### YOUR TASK
The records follow. Filter them to the lines that hold "hoodie".
────────────────
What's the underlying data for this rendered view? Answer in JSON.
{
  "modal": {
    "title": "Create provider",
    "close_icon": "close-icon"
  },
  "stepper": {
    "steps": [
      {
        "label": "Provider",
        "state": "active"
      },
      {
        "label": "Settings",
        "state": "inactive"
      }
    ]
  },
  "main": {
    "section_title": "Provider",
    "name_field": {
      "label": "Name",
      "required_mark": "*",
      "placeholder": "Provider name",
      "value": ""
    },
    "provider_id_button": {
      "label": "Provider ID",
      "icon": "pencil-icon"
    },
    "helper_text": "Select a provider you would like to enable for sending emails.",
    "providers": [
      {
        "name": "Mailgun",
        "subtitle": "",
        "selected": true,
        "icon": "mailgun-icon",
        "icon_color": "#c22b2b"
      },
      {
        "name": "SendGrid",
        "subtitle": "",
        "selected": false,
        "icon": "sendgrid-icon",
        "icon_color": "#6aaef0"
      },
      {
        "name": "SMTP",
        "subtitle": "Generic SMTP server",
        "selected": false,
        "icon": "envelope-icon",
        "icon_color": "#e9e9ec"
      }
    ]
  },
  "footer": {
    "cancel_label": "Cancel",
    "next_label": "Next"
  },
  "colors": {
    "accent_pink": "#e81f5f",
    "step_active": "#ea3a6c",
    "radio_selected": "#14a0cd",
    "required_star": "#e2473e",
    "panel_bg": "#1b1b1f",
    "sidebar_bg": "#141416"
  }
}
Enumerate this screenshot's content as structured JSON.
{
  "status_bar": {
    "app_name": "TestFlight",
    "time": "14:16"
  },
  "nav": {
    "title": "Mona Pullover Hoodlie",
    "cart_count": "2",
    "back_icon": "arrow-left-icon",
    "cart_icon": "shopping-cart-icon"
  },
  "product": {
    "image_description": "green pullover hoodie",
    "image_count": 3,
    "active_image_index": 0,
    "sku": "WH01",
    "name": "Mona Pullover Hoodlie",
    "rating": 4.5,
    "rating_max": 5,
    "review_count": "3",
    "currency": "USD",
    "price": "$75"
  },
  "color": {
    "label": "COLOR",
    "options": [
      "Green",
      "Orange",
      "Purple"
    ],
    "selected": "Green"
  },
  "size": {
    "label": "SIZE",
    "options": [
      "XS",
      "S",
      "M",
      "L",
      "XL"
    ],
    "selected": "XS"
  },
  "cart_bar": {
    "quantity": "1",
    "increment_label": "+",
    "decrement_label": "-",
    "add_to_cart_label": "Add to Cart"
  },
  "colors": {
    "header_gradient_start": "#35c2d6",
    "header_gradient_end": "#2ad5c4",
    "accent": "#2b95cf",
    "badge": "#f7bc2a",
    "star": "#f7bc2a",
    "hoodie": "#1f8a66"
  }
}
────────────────
### EXERCISE OUTPUT
    "image_description": "green pullover hoodie",
    "hoodie": "#1f8a66"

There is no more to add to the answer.